If you have ever been a chronic rule follower, a perfectionist,
or someone who felt they could obey well enough to earn God’s
love, you will speed through these pages.
I cringed for the girl I have been and the woman who still wants to 
be good enough for God.
God is not armed with a measuring stick.
He is all grace.

Tattoos on the Heart: The Power of Boundless Compassion

My friend Paige and I have a long distance book club. We send
each other books we love, in hopes of the gift of shared book affection.
Paige sent me Tattoos and I was riveted.
Gregory Boyle began a gang-intervention program in Los Angeles called
Homeboy Industries. The stories chronicled in this book will break
your heart and deposit hope into your soul.
I was reminded what a difference extending compassion rather than
judgment can make in another person’s life.
Thank you Paige!

Traveling with Pomegranates
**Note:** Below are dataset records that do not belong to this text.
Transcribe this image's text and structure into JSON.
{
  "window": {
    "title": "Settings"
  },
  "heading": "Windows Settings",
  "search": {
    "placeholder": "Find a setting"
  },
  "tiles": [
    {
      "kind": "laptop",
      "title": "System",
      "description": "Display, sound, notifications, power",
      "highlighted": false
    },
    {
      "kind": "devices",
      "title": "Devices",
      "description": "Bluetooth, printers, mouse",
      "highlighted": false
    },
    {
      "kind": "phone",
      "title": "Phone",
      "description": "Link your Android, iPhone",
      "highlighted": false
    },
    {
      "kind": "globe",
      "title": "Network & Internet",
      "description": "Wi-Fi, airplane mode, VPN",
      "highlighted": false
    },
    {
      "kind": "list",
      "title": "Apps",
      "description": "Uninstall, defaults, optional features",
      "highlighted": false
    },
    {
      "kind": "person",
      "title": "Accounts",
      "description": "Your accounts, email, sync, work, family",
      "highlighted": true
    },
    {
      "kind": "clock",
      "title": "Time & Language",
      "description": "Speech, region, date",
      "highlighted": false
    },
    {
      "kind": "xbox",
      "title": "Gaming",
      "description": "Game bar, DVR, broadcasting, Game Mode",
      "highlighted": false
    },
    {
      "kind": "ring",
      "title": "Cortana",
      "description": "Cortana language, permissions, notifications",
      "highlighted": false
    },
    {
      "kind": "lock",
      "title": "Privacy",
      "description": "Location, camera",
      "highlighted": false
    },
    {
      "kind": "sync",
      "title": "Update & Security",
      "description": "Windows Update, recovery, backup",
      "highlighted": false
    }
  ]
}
Sometimes books are just made for dreaming.
I can only dream that my mother and I would be able to take
several trips to Greece, Turkey and France.
But Sue Monk Kidd and her daughter Ann Kidd Taylor didn’t
dream, they lived the experience and documented it.
Perhaps this book also possessed a piece of reality as Sue
was turning 50 and so was I.
Her daughter was 21 and so was one of mine.
It was a glimpse inside both women’s attempts to grapple with
these milestone ages and their relationship now as adults.
If you have read The Secret Life of Bees, this books hints
of those buzzing bees to come.
If you just like to read about travel with a mixture of some
mysticism, I know you will enjoy this book.
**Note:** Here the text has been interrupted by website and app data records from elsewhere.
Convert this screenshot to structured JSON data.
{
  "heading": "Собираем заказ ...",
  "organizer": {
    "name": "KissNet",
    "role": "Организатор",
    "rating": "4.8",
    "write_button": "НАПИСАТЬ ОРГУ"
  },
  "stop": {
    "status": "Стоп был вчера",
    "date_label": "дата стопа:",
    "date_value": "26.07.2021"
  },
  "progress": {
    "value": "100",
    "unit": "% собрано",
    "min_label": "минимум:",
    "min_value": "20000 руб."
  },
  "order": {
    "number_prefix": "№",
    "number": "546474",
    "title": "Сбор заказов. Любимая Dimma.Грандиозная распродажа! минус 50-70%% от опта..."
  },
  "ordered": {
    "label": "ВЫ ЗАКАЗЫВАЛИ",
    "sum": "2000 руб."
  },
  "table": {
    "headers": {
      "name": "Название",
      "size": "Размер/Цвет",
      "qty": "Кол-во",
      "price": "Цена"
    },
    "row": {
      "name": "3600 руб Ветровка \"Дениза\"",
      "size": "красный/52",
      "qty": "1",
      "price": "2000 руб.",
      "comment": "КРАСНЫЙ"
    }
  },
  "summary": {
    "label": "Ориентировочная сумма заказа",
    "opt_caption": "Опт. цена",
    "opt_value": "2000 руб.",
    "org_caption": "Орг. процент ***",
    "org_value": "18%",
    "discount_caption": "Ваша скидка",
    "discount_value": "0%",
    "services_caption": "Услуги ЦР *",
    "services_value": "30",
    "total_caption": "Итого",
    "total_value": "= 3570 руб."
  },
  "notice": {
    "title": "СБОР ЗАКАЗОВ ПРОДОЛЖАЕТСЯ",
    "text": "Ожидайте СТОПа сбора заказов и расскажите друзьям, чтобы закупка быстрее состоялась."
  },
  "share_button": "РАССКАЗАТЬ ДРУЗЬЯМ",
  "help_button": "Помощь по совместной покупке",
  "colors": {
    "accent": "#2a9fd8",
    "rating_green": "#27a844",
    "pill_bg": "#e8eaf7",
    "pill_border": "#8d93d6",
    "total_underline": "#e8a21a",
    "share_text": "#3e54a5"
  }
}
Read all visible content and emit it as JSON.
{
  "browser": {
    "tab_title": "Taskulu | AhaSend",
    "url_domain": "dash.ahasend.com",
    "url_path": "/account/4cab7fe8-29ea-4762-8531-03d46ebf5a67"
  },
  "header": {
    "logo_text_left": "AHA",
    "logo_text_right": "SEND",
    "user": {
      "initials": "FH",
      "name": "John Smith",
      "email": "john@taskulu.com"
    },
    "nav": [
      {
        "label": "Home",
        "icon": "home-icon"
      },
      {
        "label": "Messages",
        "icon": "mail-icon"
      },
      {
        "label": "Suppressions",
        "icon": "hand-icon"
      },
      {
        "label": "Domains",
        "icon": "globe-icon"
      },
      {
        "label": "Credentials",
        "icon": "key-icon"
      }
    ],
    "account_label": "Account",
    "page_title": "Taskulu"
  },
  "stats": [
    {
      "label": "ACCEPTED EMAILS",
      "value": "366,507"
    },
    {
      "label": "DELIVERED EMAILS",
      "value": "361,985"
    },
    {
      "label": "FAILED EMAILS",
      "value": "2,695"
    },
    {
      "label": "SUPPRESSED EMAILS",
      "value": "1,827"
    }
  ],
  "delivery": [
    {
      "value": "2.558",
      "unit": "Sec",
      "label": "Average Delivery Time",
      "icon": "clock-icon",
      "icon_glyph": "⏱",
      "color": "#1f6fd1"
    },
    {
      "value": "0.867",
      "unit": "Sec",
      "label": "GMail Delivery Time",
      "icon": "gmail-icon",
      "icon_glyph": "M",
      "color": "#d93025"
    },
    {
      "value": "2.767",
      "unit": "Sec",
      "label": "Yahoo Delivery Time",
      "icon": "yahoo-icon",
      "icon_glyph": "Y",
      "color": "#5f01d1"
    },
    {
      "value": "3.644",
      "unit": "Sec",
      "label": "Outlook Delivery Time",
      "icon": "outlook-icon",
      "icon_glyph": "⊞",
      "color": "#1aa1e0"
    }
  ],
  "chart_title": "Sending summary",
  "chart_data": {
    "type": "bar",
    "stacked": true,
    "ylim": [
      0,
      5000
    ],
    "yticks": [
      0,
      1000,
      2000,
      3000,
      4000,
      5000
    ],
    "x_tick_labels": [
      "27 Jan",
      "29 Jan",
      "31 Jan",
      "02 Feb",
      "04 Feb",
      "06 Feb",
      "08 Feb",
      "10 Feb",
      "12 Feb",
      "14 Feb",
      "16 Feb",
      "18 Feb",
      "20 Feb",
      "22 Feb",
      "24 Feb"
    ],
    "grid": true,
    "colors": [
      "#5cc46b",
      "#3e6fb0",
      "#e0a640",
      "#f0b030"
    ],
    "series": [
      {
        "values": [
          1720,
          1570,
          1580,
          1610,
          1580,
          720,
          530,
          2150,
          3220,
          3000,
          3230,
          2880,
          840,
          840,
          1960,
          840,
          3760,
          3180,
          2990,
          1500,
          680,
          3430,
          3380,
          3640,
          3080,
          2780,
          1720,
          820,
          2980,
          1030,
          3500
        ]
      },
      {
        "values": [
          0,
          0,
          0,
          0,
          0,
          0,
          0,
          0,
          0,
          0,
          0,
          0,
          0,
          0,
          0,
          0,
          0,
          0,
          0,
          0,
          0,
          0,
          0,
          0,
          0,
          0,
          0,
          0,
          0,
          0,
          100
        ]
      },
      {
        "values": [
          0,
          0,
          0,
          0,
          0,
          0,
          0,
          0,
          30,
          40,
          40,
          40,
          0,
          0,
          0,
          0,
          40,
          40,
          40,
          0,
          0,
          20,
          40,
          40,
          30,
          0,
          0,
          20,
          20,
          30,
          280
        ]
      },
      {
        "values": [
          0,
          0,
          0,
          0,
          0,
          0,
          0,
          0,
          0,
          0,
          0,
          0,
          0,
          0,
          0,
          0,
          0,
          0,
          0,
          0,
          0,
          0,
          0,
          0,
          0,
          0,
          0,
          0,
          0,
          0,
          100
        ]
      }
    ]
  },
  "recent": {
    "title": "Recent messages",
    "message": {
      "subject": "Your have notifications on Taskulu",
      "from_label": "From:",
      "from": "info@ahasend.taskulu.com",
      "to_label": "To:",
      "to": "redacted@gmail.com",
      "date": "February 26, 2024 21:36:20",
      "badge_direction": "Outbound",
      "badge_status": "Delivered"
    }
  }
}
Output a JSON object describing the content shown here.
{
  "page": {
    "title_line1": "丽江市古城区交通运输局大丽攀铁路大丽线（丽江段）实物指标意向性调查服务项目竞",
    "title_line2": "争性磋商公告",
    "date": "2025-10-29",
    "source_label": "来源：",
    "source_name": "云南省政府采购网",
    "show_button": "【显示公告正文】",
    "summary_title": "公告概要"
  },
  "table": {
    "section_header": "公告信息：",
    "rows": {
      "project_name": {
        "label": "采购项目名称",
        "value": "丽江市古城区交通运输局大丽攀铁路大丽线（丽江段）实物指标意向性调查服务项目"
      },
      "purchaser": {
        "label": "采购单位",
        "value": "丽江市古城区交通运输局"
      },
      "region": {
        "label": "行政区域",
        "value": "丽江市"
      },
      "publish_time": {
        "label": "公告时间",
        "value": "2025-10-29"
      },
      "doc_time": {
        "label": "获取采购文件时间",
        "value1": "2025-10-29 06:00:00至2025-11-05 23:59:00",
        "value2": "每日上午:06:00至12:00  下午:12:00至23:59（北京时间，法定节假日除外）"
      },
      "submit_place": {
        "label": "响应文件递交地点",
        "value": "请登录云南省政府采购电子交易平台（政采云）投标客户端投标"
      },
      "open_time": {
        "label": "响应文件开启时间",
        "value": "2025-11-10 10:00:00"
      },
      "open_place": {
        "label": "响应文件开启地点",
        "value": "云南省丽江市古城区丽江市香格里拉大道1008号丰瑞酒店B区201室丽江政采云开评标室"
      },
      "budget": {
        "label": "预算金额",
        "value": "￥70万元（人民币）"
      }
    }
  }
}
Three days absence= one long post

More shorter posts on the way this week.
I promise.

Hooray for memoirs.

What’s your favorite memoir?

 

 

transitional reading

rebecca1

Do you remember the first time you read a book that

grabbed you  by the hand,

transported you from childhood and

ever so gently escorted you towards adulthood?

This was my experience when I read

Daphne Du Maurier’s Rebecca.

Early in my high school years,

I asked my mother for a book suggestion.

She was the perfect person as she was an avid reader

and had worked at our public library for years.

She gave me several titles but the only one to be found

waiting for me on a library shelf was Rebecca.

Last night I dreamt I went to Manderley again.

I read the opening sentence and barely looked up until I was finished.

I was captured by the mystique of the plot about a second wife

trying to deal with the immense shadow of the first Mrs. Maxim

de Winter.

Rebecca was a perfect blend of suspense

and romance contained in an oppressive mansion called Manderley,

My only reference to housekeepers at the time had been Alice

from The Brady Bunch so Mrs. Danvers

was indeed the most sinister of housekeepers

I could ever envision.

I loved the story and every few years, I grab a copy

and revisit the Cornish countryside and

marvel how a book written in 1938 can

consistently command

my attention and appreciation.

It was a thriller but it also was my first

“adult” book.

What book made you feel like you were 

closing in on adulthood?

How many book opening lines do you know?